Joey Gallo has always been a likeable guy over the course of his nine-year big league career. He owns up to his mistakes when he's scuffling at the plate and never points fingers at others. He has shifted from a corner infield role to quietly becoming one of the better defensive outfielders in the game.

Perhaps the best thing about Gallo is the absolutely ludicrous amount of power he has in his bat when he makes contact. Of course, that's exactly the problem for him. This story did not change during his half-season tenure on the Dodgers.

Gallo, 29, spent the first seven years in The Show on the Texas Rangers, emerging as a massive power threat who struck his way out of any serious stardom in the game. He spent the second half of 2021 and the first half of 2022 on the New York Yankees, but the change-of-scenery candidate did not benefit from a new home; he got worse.

In 140 games for the Yankees, Gallo hit 25 home runs but managed just a .159 average with an 84 OPS+, striking out in just under 39 percent of his at-bats with the club.

The huge slugger joined the Dodgers at the 2022 deadline in exchange for promising pitching prospect Clayton Beeter (who excelled in Double-A for the Yankees after the trade, by the way). There was a sense that Gallo may perform better in L.A. after having a hard time with the New York lifestyle. However, this did not end up being the case. At all.

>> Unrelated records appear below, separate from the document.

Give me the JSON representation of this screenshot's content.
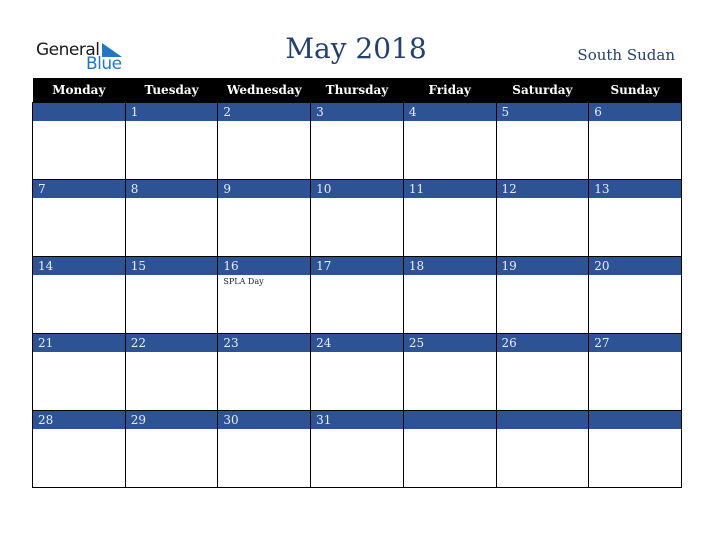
{
  "logo": {
    "line1": "General",
    "line2": "Blue"
  },
  "title": "May 2018",
  "country": "South Sudan",
  "weekdays": [
    "Monday",
    "Tuesday",
    "Wednesday",
    "Thursday",
    "Friday",
    "Saturday",
    "Sunday"
  ],
  "weeks": [
    [
      {
        "d": ""
      },
      {
        "d": "1"
      },
      {
        "d": "2"
      },
      {
        "d": "3"
      },
      {
        "d": "4"
      },
      {
        "d": "5"
      },
      {
        "d": "6"
      }
    ],
    [
      {
        "d": "7"
      },
      {
        "d": "8"
      },
      {
        "d": "9"
      },
      {
        "d": "10"
      },
      {
        "d": "11"
      },
      {
        "d": "12"
      },
      {
        "d": "13"
      }
    ],
    [
      {
        "d": "14"
      },
      {
        "d": "15"
      },
      {
        "d": "16",
        "e": "SPLA Day"
      },
      {
        "d": "17"
      },
      {
        "d": "18"
      },
      {
        "d": "19"
      },
      {
        "d": "20"
      }
    ],
    [
      {
        "d": "21"
      },
      {
        "d": "22"
      },
      {
        "d": "23"
      },
      {
        "d": "24"
      },
      {
        "d": "25"
      },
      {
        "d": "26"
      },
      {
        "d": "27"
      }
    ],
    [
      {
        "d": "28"
      },
      {
        "d": "29"
      },
      {
        "d": "30"
      },
      {
        "d": "31"
      },
      {
        "d": ""
      },
      {
        "d": ""
      },
      {
        "d": ""
      }
    ]
  ],
  "colors": {
    "accent": "#2e5395",
    "title": "#24406e",
    "header_bg": "#000000",
    "logo_blue": "#1f78c1"
  }
}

In 44 games as a Dodger, he went just 19-for-117 (.162 average) with seven home runs, 23 RBI and an OPS+ of 83. He struck out in just under 42 percent of his plate appearances and also continued to post extremely poor BABIP numbers as well, going from .246 in 2021 down to .222 with the Dodgers.

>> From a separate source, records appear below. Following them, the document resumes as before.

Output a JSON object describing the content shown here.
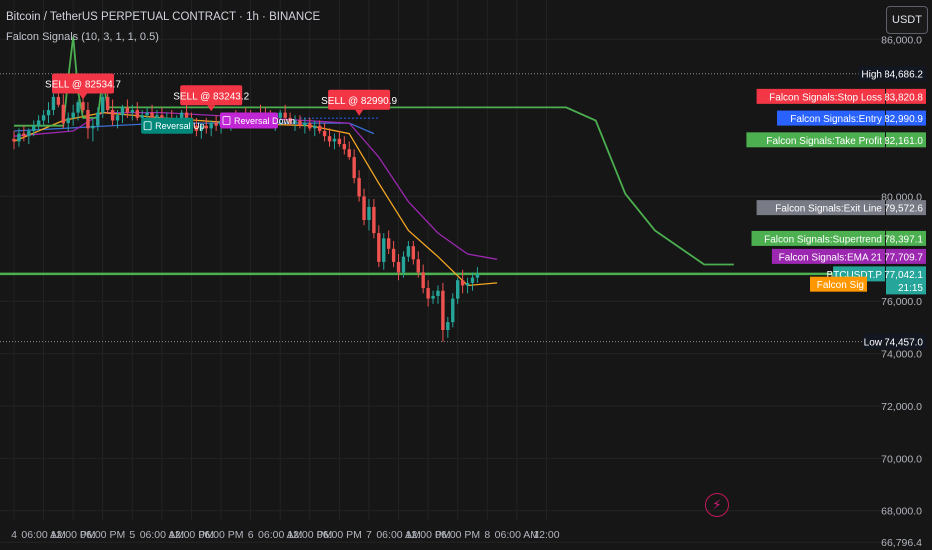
{
  "header": {
    "title": "Bitcoin / TetherUS PERPETUAL CONTRACT · 1h · BINANCE",
    "indicator": "Falcon Signals (10, 3, 1, 1, 0.5)",
    "currency": "USDT"
  },
  "colors": {
    "background": "#161616",
    "up": "#26a69a",
    "down": "#ef5350",
    "supertrend": "#4caf50",
    "ema": "#f5a623",
    "ema_slow": "#9c27b0",
    "baseline": "#3b6fd4",
    "axis_text": "#d1d4dc"
  },
  "chart_data": {
    "type": "candlestick",
    "interval": "1h",
    "ylim": [
      66500,
      87500
    ],
    "y_ticks": [
      "86,000.0",
      "80,000.0",
      "76,000.0",
      "74,000.0",
      "72,000.0",
      "70,000.0",
      "68,000.0",
      "66,796.4"
    ],
    "x_ticks": [
      "4",
      "06:00 AM",
      "12:00 PM",
      "06:00 PM",
      "5",
      "06:00 AM",
      "12:00 PM",
      "06:00 PM",
      "6",
      "06:00 AM",
      "12:00 PM",
      "06:00 PM",
      "7",
      "06:00 AM",
      "12:00 PM",
      "06:00 PM",
      "8",
      "06:00 AM",
      "12:00"
    ],
    "x_tick_index": [
      0,
      6,
      12,
      18,
      24,
      30,
      36,
      42,
      48,
      54,
      60,
      66,
      72,
      78,
      84,
      90,
      96,
      102,
      108
    ],
    "candles": [
      [
        82200,
        82500,
        81800,
        82100
      ],
      [
        82100,
        82600,
        81900,
        82400
      ],
      [
        82400,
        82700,
        82100,
        82300
      ],
      [
        82300,
        82600,
        82000,
        82500
      ],
      [
        82500,
        82900,
        82300,
        82700
      ],
      [
        82700,
        83100,
        82500,
        82900
      ],
      [
        82900,
        83300,
        82700,
        83100
      ],
      [
        83100,
        83600,
        82800,
        83300
      ],
      [
        83300,
        84000,
        83100,
        83800
      ],
      [
        83800,
        84300,
        83400,
        83500
      ],
      [
        83500,
        83900,
        82600,
        82800
      ],
      [
        82800,
        83200,
        82500,
        83000
      ],
      [
        83000,
        83500,
        82700,
        83200
      ],
      [
        83200,
        83700,
        82900,
        83600
      ],
      [
        83600,
        84100,
        83200,
        83300
      ],
      [
        83300,
        83600,
        82200,
        82600
      ],
      [
        82600,
        83000,
        82100,
        82700
      ],
      [
        82700,
        83400,
        82500,
        83200
      ],
      [
        83200,
        84500,
        83000,
        83800
      ],
      [
        83800,
        84100,
        83200,
        83300
      ],
      [
        83300,
        83700,
        82700,
        82900
      ],
      [
        82900,
        83300,
        82600,
        83100
      ],
      [
        83100,
        83500,
        82800,
        83400
      ],
      [
        83400,
        83700,
        83000,
        83200
      ],
      [
        83200,
        83500,
        82900,
        83300
      ],
      [
        83300,
        83600,
        82900,
        83000
      ],
      [
        83000,
        83300,
        82700,
        83100
      ],
      [
        83100,
        83400,
        82800,
        83200
      ],
      [
        83200,
        83500,
        82900,
        83000
      ],
      [
        83000,
        83300,
        82700,
        83100
      ],
      [
        83100,
        83400,
        82800,
        82900
      ],
      [
        82900,
        83200,
        82700,
        83000
      ],
      [
        83000,
        83300,
        82700,
        82800
      ],
      [
        82800,
        83100,
        82600,
        82900
      ],
      [
        82900,
        83300,
        82700,
        83200
      ],
      [
        83200,
        83500,
        82900,
        83000
      ],
      [
        83000,
        83200,
        82600,
        82700
      ],
      [
        82700,
        83000,
        82300,
        82500
      ],
      [
        82500,
        82800,
        82200,
        82700
      ],
      [
        82700,
        83000,
        82400,
        82600
      ],
      [
        82600,
        82900,
        82300,
        82800
      ],
      [
        82800,
        83100,
        82500,
        82700
      ],
      [
        82700,
        83000,
        82400,
        82900
      ],
      [
        82900,
        83200,
        82600,
        82800
      ],
      [
        82800,
        83100,
        82500,
        83000
      ],
      [
        83000,
        83300,
        82700,
        82900
      ],
      [
        82900,
        83200,
        82600,
        83100
      ],
      [
        83100,
        83400,
        82800,
        83000
      ],
      [
        83000,
        83300,
        82700,
        82900
      ],
      [
        82900,
        83200,
        82600,
        83200
      ],
      [
        83200,
        83500,
        82900,
        83100
      ],
      [
        83100,
        83400,
        82800,
        83000
      ],
      [
        83000,
        83300,
        82700,
        82800
      ],
      [
        82800,
        83100,
        82500,
        83000
      ],
      [
        83000,
        83300,
        82700,
        83200
      ],
      [
        83200,
        83500,
        82900,
        83000
      ],
      [
        83000,
        83200,
        82700,
        82800
      ],
      [
        82800,
        83100,
        82500,
        82900
      ],
      [
        82900,
        83100,
        82600,
        82700
      ],
      [
        82700,
        83000,
        82400,
        82800
      ],
      [
        82800,
        83000,
        82500,
        82600
      ],
      [
        82600,
        82900,
        82300,
        82700
      ],
      [
        82700,
        82900,
        82400,
        82500
      ],
      [
        82500,
        82800,
        82100,
        82300
      ],
      [
        82300,
        82600,
        81900,
        82100
      ],
      [
        82100,
        82400,
        81800,
        82200
      ],
      [
        82200,
        82500,
        81900,
        82000
      ],
      [
        82000,
        82300,
        81600,
        81800
      ],
      [
        81800,
        82100,
        81400,
        81500
      ],
      [
        81500,
        81800,
        80500,
        80700
      ],
      [
        80700,
        81000,
        79800,
        80000
      ],
      [
        80000,
        80300,
        78900,
        79100
      ],
      [
        79100,
        79900,
        78700,
        79600
      ],
      [
        79600,
        79900,
        78400,
        78600
      ],
      [
        78600,
        78900,
        77300,
        77500
      ],
      [
        77500,
        78600,
        77200,
        78400
      ],
      [
        78400,
        78700,
        77800,
        78000
      ],
      [
        78000,
        78300,
        77300,
        77500
      ],
      [
        77500,
        77800,
        76800,
        77100
      ],
      [
        77100,
        77900,
        76900,
        77700
      ],
      [
        77700,
        78300,
        77500,
        78100
      ],
      [
        78100,
        78300,
        77400,
        77600
      ],
      [
        77600,
        77900,
        76900,
        77100
      ],
      [
        77100,
        77400,
        76300,
        76500
      ],
      [
        76500,
        76800,
        75800,
        76100
      ],
      [
        76100,
        76400,
        75900,
        76200
      ],
      [
        76200,
        76600,
        75900,
        76400
      ],
      [
        76400,
        76700,
        74450,
        74900
      ],
      [
        74900,
        75400,
        74600,
        75200
      ],
      [
        75200,
        76300,
        75000,
        76100
      ],
      [
        76100,
        76900,
        75900,
        76800
      ],
      [
        76800,
        77200,
        76300,
        76600
      ],
      [
        76600,
        76900,
        76300,
        76700
      ],
      [
        76700,
        77100,
        76400,
        76900
      ],
      [
        76900,
        77300,
        76700,
        77040
      ]
    ],
    "supertrend": [
      [
        0,
        82700
      ],
      [
        10,
        82700
      ],
      [
        11,
        84500
      ],
      [
        12,
        86100
      ],
      [
        13,
        84000
      ],
      [
        14,
        83000
      ],
      [
        17,
        83000
      ],
      [
        18,
        84500
      ],
      [
        19,
        83400
      ],
      [
        107,
        83400
      ],
      [
        112,
        83400
      ],
      [
        118,
        82900
      ],
      [
        124,
        80100
      ],
      [
        130,
        78700
      ],
      [
        140,
        77400
      ],
      [
        146,
        77400
      ]
    ],
    "ema": [
      [
        0,
        82100
      ],
      [
        10,
        82900
      ],
      [
        18,
        83200
      ],
      [
        30,
        83000
      ],
      [
        45,
        82800
      ],
      [
        60,
        82700
      ],
      [
        68,
        82400
      ],
      [
        74,
        80500
      ],
      [
        80,
        78700
      ],
      [
        86,
        77700
      ],
      [
        92,
        76600
      ],
      [
        98,
        76700
      ]
    ],
    "ema_slow": [
      [
        0,
        82300
      ],
      [
        12,
        82500
      ],
      [
        18,
        83200
      ],
      [
        30,
        83200
      ],
      [
        50,
        83000
      ],
      [
        68,
        82800
      ],
      [
        74,
        81500
      ],
      [
        80,
        79800
      ],
      [
        86,
        78600
      ],
      [
        92,
        77800
      ],
      [
        98,
        77600
      ]
    ],
    "baseline": [
      [
        0,
        82500
      ],
      [
        30,
        82800
      ],
      [
        68,
        82800
      ],
      [
        73,
        82400
      ]
    ],
    "entry_level": 82990.9,
    "high_line": 84686.2,
    "low_line": 74457.0,
    "exit_level": 77042.1,
    "sell_signals": [
      {
        "label": "SELL @ 82534.7",
        "x": 14,
        "price": 83700
      },
      {
        "label": "SELL @ 83243.2",
        "x": 40,
        "price": 83250
      },
      {
        "label": "SELL @ 82990.9",
        "x": 70,
        "price": 83080
      }
    ],
    "reversal_signals": [
      {
        "label": "Reversal Up",
        "x": 27,
        "price": 82700,
        "type": "up"
      },
      {
        "label": "Reversal Down",
        "x": 43,
        "price": 82900,
        "type": "down"
      }
    ],
    "price_labels": [
      {
        "name": "",
        "value": "84,686.2",
        "price": 84686.2,
        "name_bg": "#131722",
        "value_bg": "#131722",
        "name_text": "High"
      },
      {
        "name": "Falcon Signals:Stop Loss",
        "value": "83,820.8",
        "price": 83820.8,
        "name_bg": "#f23645",
        "value_bg": "#f23645"
      },
      {
        "name": "Falcon Signals:Entry",
        "value": "82,990.9",
        "price": 82990.9,
        "name_bg": "#2962ff",
        "value_bg": "#2962ff"
      },
      {
        "name": "Falcon Signals:Take Profit",
        "value": "82,161.0",
        "price": 82161.0,
        "name_bg": "#4caf50",
        "value_bg": "#4caf50"
      },
      {
        "name": "Falcon Signals:Exit Line",
        "value": "79,572.6",
        "price": 79572.6,
        "name_bg": "#787b86",
        "value_bg": "#787b86"
      },
      {
        "name": "Falcon Signals:Supertrend",
        "value": "78,397.1",
        "price": 78397.1,
        "name_bg": "#4caf50",
        "value_bg": "#4caf50"
      },
      {
        "name": "Falcon Signals:EMA 21",
        "value": "77,709.7",
        "price": 77709.7,
        "name_bg": "#9c27b0",
        "value_bg": "#9c27b0"
      },
      {
        "name": "BTCUSDT.P",
        "value": "77,042.1",
        "price": 77042.1,
        "name_bg": "#26a69a",
        "value_bg": "#26a69a",
        "countdown": "21:15"
      },
      {
        "name": "Falcon Sig",
        "value": "",
        "price": 76650,
        "name_bg": "#ff9800",
        "value_bg": "#ff9800"
      },
      {
        "name": "",
        "value": "74,457.0",
        "price": 74457.0,
        "name_bg": "#131722",
        "value_bg": "#131722",
        "name_text": "Low"
      }
    ]
  }
}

At the end of the day, Gallo was strictly a rental piece, meaning he did not make much of a financial debt for the Dodgers. However, putting him on the field on any given day was clearly putting the Dodgers at an automatic disadvantage. Best of luck to him with the Twins this year, but he was not a good fit in L.A.